> _Problem statement_
Using the listing below, work out how many lines include the word "palo". Only the number is to be given.

> _Study material_
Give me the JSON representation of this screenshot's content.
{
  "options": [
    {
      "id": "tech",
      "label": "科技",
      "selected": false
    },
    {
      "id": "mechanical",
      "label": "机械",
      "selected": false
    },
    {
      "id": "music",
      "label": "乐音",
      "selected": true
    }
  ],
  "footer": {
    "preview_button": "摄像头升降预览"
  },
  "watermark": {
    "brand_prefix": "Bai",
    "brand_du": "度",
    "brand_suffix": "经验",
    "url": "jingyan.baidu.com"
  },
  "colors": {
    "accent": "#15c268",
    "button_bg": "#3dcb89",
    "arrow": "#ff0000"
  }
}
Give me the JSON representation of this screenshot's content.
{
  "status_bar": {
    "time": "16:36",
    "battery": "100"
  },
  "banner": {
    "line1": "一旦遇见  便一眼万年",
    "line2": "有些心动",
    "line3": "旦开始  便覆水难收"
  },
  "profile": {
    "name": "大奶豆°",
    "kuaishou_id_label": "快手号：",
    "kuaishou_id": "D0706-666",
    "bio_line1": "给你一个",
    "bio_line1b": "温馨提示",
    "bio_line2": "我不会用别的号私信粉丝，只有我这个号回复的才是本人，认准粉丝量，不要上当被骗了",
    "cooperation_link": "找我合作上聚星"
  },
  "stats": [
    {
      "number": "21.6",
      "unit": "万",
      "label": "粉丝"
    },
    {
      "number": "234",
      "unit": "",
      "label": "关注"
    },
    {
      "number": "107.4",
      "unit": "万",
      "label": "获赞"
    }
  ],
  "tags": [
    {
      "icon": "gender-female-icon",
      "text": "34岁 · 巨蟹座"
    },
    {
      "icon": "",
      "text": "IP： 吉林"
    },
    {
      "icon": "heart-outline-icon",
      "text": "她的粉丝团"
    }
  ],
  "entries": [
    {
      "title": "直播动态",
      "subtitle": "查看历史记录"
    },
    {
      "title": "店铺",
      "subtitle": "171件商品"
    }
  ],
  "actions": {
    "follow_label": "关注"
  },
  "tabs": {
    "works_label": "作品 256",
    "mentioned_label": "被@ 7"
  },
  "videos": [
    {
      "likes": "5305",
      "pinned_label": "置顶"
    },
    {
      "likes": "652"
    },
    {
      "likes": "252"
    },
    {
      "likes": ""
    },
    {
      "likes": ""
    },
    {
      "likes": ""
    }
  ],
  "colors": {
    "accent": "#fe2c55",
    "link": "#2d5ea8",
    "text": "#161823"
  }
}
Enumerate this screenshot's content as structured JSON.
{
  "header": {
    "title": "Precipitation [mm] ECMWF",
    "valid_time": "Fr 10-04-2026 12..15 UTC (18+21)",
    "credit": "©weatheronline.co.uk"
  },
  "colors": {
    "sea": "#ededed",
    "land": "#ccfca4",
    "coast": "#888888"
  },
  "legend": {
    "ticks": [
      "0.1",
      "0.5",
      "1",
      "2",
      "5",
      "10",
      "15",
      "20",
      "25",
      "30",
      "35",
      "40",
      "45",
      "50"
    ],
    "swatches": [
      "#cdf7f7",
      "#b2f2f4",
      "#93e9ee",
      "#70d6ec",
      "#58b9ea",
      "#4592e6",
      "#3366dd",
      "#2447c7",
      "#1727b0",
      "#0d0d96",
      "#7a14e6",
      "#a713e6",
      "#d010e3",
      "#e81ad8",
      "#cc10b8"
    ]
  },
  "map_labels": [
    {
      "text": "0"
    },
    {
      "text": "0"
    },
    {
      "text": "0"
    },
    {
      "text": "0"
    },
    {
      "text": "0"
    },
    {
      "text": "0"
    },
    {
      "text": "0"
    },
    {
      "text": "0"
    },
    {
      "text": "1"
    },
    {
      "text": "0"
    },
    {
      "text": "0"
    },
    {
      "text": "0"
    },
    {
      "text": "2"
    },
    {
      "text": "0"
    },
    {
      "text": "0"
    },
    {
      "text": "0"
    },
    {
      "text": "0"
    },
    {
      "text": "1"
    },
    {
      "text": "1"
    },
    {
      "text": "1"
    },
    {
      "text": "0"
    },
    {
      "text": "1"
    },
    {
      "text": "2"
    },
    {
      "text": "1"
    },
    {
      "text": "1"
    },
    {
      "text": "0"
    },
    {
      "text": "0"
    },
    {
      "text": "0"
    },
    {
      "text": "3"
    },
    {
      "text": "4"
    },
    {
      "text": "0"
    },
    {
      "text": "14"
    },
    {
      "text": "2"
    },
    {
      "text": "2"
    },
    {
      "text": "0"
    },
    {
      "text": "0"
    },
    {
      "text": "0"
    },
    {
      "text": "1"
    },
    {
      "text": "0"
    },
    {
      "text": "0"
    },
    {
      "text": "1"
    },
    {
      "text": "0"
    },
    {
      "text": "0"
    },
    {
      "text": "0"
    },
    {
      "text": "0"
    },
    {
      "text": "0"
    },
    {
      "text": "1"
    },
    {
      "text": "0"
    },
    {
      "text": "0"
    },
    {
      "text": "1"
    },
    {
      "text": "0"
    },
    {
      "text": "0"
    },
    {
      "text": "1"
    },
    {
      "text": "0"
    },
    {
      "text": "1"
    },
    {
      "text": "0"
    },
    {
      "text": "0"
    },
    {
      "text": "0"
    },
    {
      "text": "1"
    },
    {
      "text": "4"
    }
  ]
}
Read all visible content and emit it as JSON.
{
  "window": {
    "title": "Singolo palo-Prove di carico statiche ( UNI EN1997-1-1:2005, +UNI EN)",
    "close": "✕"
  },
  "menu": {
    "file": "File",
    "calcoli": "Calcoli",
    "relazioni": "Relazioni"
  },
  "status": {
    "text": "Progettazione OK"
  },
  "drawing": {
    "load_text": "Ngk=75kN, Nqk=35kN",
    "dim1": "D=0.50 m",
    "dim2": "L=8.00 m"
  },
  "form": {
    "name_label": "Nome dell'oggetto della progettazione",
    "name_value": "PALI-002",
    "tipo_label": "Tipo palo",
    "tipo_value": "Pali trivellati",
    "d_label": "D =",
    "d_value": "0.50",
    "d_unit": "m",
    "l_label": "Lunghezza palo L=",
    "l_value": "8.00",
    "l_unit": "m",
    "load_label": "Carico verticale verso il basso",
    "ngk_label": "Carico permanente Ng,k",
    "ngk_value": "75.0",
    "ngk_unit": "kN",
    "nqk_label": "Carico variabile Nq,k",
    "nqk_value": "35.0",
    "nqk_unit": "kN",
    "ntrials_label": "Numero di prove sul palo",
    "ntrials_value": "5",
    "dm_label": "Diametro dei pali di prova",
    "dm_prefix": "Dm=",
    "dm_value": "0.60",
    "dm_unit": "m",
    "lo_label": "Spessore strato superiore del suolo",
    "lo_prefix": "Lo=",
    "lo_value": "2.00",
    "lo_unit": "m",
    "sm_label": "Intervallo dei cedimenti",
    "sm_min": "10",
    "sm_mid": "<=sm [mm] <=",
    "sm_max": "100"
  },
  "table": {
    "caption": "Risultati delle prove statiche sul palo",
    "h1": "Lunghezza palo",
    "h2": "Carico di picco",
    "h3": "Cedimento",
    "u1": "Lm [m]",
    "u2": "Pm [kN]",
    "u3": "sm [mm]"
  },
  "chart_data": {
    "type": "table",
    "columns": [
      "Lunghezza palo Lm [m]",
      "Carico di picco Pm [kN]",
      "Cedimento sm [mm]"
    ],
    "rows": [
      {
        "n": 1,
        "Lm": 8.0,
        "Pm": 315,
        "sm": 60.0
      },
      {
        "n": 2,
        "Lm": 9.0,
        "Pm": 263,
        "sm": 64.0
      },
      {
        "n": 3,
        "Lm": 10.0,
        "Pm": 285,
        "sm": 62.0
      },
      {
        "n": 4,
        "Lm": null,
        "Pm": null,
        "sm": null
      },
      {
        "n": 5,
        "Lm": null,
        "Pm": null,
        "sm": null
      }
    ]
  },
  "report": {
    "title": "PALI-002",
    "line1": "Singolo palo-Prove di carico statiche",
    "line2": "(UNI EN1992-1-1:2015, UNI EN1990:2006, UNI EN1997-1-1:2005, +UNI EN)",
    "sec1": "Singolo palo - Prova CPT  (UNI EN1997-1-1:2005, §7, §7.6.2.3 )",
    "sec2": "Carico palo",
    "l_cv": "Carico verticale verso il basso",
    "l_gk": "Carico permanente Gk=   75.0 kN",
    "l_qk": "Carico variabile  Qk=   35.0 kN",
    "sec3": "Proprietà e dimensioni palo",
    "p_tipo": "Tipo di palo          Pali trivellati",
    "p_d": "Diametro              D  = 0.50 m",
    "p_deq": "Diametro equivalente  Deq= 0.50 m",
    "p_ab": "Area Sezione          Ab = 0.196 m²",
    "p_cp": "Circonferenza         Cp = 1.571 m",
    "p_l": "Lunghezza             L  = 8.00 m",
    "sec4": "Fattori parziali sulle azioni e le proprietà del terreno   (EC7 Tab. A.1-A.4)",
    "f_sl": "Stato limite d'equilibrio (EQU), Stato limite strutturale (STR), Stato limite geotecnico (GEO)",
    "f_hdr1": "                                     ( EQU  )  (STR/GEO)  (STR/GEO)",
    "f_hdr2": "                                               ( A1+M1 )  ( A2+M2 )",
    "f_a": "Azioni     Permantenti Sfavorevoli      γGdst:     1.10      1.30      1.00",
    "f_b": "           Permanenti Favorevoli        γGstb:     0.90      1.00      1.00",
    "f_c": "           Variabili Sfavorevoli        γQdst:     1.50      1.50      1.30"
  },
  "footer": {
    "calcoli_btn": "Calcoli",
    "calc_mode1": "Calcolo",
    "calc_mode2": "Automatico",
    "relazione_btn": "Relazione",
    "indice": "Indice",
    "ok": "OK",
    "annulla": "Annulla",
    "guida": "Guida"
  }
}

> _Response_
12